Requirement: Your answer should repeat the listing in full, with no line missing or altered.

Data extracts:
>>>>>

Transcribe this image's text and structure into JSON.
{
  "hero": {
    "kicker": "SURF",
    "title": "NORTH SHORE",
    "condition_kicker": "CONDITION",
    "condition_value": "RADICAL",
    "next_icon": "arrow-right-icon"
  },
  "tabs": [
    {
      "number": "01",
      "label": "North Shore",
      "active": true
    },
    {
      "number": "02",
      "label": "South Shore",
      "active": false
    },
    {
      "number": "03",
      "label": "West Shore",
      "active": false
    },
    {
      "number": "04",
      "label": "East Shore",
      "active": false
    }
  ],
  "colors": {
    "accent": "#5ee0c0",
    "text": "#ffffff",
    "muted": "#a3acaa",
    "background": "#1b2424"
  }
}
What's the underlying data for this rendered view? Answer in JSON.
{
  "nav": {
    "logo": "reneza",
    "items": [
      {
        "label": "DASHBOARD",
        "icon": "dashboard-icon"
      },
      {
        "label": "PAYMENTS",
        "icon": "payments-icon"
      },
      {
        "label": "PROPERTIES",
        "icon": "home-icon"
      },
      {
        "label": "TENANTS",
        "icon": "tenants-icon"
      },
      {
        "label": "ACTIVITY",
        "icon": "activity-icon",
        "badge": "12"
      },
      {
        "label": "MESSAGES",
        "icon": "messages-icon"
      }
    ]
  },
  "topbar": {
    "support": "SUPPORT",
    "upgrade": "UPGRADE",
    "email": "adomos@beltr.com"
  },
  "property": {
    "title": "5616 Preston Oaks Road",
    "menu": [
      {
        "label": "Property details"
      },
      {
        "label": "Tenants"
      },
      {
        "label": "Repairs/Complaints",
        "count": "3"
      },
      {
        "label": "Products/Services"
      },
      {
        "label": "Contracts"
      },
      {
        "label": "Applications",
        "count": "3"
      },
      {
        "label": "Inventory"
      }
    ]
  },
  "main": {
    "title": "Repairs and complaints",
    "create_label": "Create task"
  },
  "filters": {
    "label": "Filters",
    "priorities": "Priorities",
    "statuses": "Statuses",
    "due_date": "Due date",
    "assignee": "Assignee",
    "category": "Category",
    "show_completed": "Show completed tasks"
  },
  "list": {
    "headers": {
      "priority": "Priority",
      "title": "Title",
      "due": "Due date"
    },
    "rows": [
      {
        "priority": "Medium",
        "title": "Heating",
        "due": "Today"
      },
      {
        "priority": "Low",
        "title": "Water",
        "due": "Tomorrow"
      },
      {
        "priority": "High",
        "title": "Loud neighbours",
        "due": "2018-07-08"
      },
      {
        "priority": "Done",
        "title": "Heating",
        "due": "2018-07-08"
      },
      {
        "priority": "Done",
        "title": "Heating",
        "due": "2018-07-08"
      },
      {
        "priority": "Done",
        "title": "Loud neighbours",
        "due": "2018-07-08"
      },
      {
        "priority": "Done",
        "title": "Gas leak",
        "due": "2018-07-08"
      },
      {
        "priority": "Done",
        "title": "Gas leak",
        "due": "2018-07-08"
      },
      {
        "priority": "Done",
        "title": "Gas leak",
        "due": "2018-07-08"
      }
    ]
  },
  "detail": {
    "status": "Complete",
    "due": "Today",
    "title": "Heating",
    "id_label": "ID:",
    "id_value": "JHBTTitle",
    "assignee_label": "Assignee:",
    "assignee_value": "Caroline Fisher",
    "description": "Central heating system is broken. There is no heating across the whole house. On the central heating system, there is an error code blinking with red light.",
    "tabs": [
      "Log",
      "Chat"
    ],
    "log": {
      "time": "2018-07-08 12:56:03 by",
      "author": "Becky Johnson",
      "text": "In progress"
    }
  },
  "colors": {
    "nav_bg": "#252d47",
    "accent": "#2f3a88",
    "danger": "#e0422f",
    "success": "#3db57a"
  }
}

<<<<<

Your solution:
Transcribe this image's text and structure into JSON.
{
  "hero": {
    "kicker": "SURF",
    "title": "NORTH SHORE",
    "condition_kicker": "CONDITION",
    "condition_value": "RADICAL",
    "next_icon": "arrow-right-icon"
  },
  "tabs": [
    {
      "number": "01",
      "label": "North Shore",
      "active": true
    },
    {
      "number": "02",
      "label": "South Shore",
      "active": false
    },
    {
      "number": "03",
      "label": "West Shore",
      "active": false
    },
    {
      "number": "04",
      "label": "East Shore",
      "active": false
    }
  ],
  "colors": {
    "accent": "#5ee0c0",
    "text": "#ffffff",
    "muted": "#a3acaa",
    "background": "#1b2424"
  }
}
What's the underlying data for this rendered view? Answer in JSON.
{
  "nav": {
    "logo": "reneza",
    "items": [
      {
        "label": "DASHBOARD",
        "icon": "dashboard-icon"
      },
      {
        "label": "PAYMENTS",
        "icon": "payments-icon"
      },
      {
        "label": "PROPERTIES",
        "icon": "home-icon"
      },
      {
        "label": "TENANTS",
        "icon": "tenants-icon"
      },
      {
        "label": "ACTIVITY",
        "icon": "activity-icon",
        "badge": "12"
      },
      {
        "label": "MESSAGES",
        "icon": "messages-icon"
      }
    ]
  },
  "topbar": {
    "support": "SUPPORT",
    "upgrade": "UPGRADE",
    "email": "adomos@beltr.com"
  },
  "property": {
    "title": "5616 Preston Oaks Road",
    "menu": [
      {
        "label": "Property details"
      },
      {
        "label": "Tenants"
      },
      {
        "label": "Repairs/Complaints",
        "count": "3"
      },
      {
        "label": "Products/Services"
      },
      {
        "label": "Contracts"
      },
      {
        "label": "Applications",
        "count": "3"
      },
      {
        "label": "Inventory"
      }
    ]
  },
  "main": {
    "title": "Repairs and complaints",
    "create_label": "Create task"
  },
  "filters": {
    "label": "Filters",
    "priorities": "Priorities",
    "statuses": "Statuses",
    "due_date": "Due date",
    "assignee": "Assignee",
    "category": "Category",
    "show_completed": "Show completed tasks"
  },
  "list": {
    "headers": {
      "priority": "Priority",
      "title": "Title",
      "due": "Due date"
    },
    "rows": [
      {
        "priority": "Medium",
        "title": "Heating",
        "due": "Today"
      },
      {
        "priority": "Low",
        "title": "Water",
        "due": "Tomorrow"
      },
      {
        "priority": "High",
        "title": "Loud neighbours",
        "due": "2018-07-08"
      },
      {
        "priority": "Done",
        "title": "Heating",
        "due": "2018-07-08"
      },
      {
        "priority": "Done",
        "title": "Heating",
        "due": "2018-07-08"
      },
      {
        "priority": "Done",
        "title": "Loud neighbours",
        "due": "2018-07-08"
      },
      {
        "priority": "Done",
        "title": "Gas leak",
        "due": "2018-07-08"
      },
      {
        "priority": "Done",
        "title": "Gas leak",
        "due": "2018-07-08"
      },
      {
        "priority": "Done",
        "title": "Gas leak",
        "due": "2018-07-08"
      }
    ]
  },
  "detail": {
    "status": "Complete",
    "due": "Today",
    "title": "Heating",
    "id_label": "ID:",
    "id_value": "JHBTTitle",
    "assignee_label": "Assignee:",
    "assignee_value": "Caroline Fisher",
    "description": "Central heating system is broken. There is no heating across the whole house. On the central heating system, there is an error code blinking with red light.",
    "tabs": [
      "Log",
      "Chat"
    ],
    "log": {
      "time": "2018-07-08 12:56:03 by",
      "author": "Becky Johnson",
      "text": "In progress"
    }
  },
  "colors": {
    "nav_bg": "#252d47",
    "accent": "#2f3a88",
    "danger": "#e0422f",
    "success": "#3db57a"
  }
}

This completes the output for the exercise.